─── DATA LISTING

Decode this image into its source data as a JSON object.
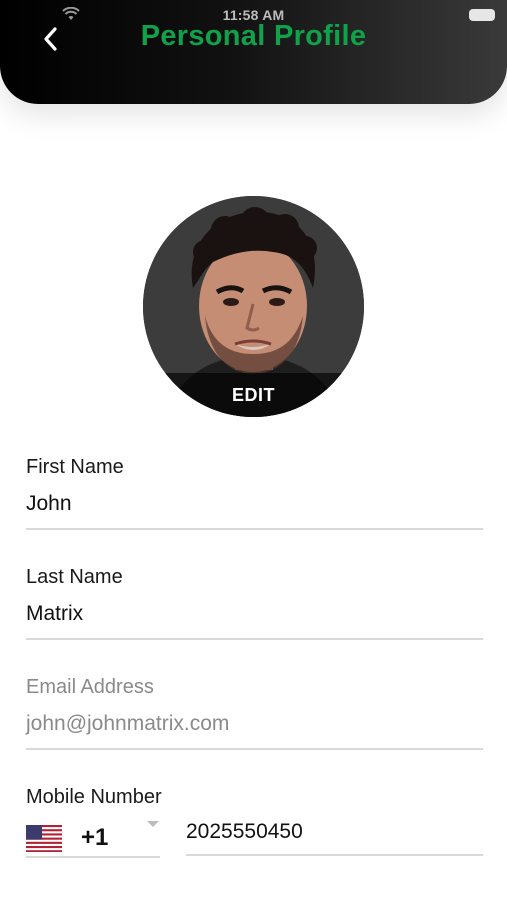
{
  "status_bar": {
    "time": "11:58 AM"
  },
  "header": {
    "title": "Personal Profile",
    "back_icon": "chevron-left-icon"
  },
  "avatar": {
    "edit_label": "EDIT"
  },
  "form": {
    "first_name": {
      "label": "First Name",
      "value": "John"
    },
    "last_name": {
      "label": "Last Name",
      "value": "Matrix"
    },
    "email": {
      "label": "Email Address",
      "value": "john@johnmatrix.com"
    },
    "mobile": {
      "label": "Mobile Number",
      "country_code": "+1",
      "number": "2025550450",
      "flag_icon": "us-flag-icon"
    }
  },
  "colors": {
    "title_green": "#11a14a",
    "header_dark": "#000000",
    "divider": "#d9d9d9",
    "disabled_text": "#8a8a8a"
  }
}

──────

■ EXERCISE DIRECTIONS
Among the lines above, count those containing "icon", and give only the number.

■ EXPECTED ANSWER
2